Timelines And Deadlines In A Probate Case, And Time Expectations
If you have a will that needs to be probated, you may be wondering how long the probate is going to take, and what the deadlines may be, for important events in the probate process. Of course, every case is different, and your estate and probate attorney can give you more specific ideas of timelines, but here are some general timeframes and deadlines in a typical probate case.
Basic Deadlines in Most Cases
Once the death is learned of, there are ten days to file the will and start the probate process. Note that when a loved one dies, you may have a lot more on your mind than a probate case. That’s why you may want to visit a probate attorney now, and have him or her ready, in the event someone does pass away.
Once the notice of administration is served on all parties, or otherwise published, there is only 90 days to challenge the will.

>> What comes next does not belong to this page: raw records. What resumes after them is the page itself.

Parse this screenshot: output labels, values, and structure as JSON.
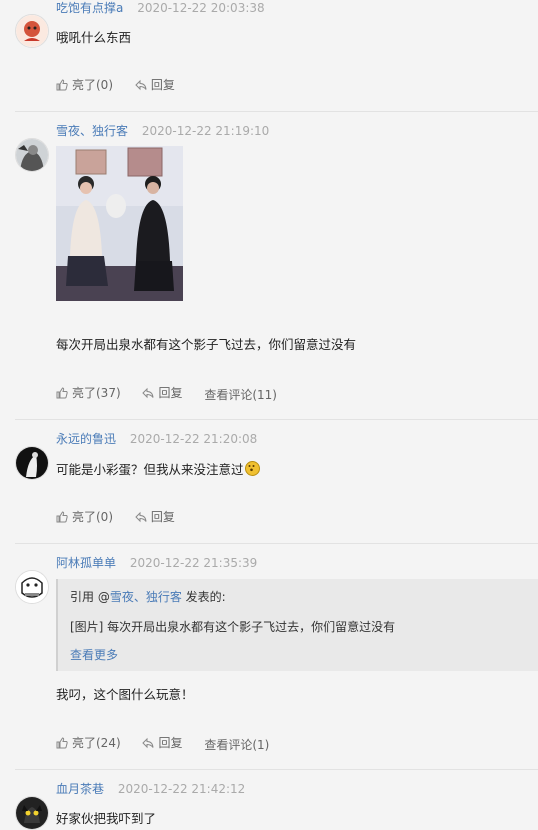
{
  "icons": {
    "like": "thumbs-up-icon",
    "reply": "reply-arrow-icon",
    "emoji": "surprised-emoji-icon"
  },
  "colors": {
    "username": "#4a7bb7",
    "timestamp": "#aaaaaa",
    "background": "#f4f4f4",
    "quote_bg": "#e9e9e9"
  },
  "comments": [
    {
      "username": "吃饱有点撑a",
      "time": "2020-12-22 20:03:38",
      "text": "哦吼什么东西",
      "like_label": "亮了(0)",
      "reply_label": "回复"
    },
    {
      "username": "雪夜、独行客",
      "time": "2020-12-22 21:19:10",
      "text": "每次开局出泉水都有这个影子飞过去，你们留意过没有",
      "like_label": "亮了(37)",
      "reply_label": "回复",
      "view_comments_label": "查看评论(11)"
    },
    {
      "username": "永远的鲁迅",
      "time": "2020-12-22 21:20:08",
      "text": "可能是小彩蛋？但我从来没注意过",
      "like_label": "亮了(0)",
      "reply_label": "回复"
    },
    {
      "username": "阿林孤单单",
      "time": "2020-12-22 21:35:39",
      "quote": {
        "prefix": "引用 @",
        "quoted_user": "雪夜、独行客",
        "suffix": " 发表的:",
        "body": "[图片] 每次开局出泉水都有这个影子飞过去，你们留意过没有",
        "more_label": "查看更多"
      },
      "text": "我叼，这个图什么玩意！",
      "like_label": "亮了(24)",
      "reply_label": "回复",
      "view_comments_label": "查看评论(1)"
    },
    {
      "username": "血月茶巷",
      "time": "2020-12-22 21:42:12",
      "text": "好家伙把我吓到了"
    }
  ]
}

This seems like a long time, but your attorney will likely need time to evaluate your case, and gather evidence, so it is best to visit a will contest attorney immediately, should you feel there is grounds to challenge.
Also bound by that three month deadline, are any claims made by creditors of the estate.
If there is a surviving spouse, and he or she will be electing to take his or her elective share, in the homestead exemption, this must be done within 6 months of the date of death. For the normal election of the elective share (non-homestead), this can be done within two years.
There is a strict statute of repose of 2 years for any creditor to bring any claim against the estate. For formal probate, a notice to creditors can be published which shortens the time for creditors to make claims to 90 days from the first date of publication.
How Long Will Your Probate Case Take?
Note that these are some general time deadlines—this is not a guide as to how long your probate or will contest case will actually take. How long your case will take, especially if there is a will challenge, will depend on a number of factors.
The time it takes will depend on how much is at stake (that is, the value of the assets that are being fought over), and how willing the parties may be to settle the case. Often, parties are willing to fight longer, and spend more on fighting, when there is more at stake.
The time it may take to resolve a challenge to a will, may not even be up to your attorney—your will contest attorney is subject to things like the court’s time availability to hear matters, witness’ availability to sit for depositions, and experts’ availability to review data and come to their conclusions.
The Law Offices of Larry E. Bray is ready to help if you have a probate matter, or a contested will or estate. Contact West Palm Beach probate lawyer Larry E. Bray today to schedule a consultation.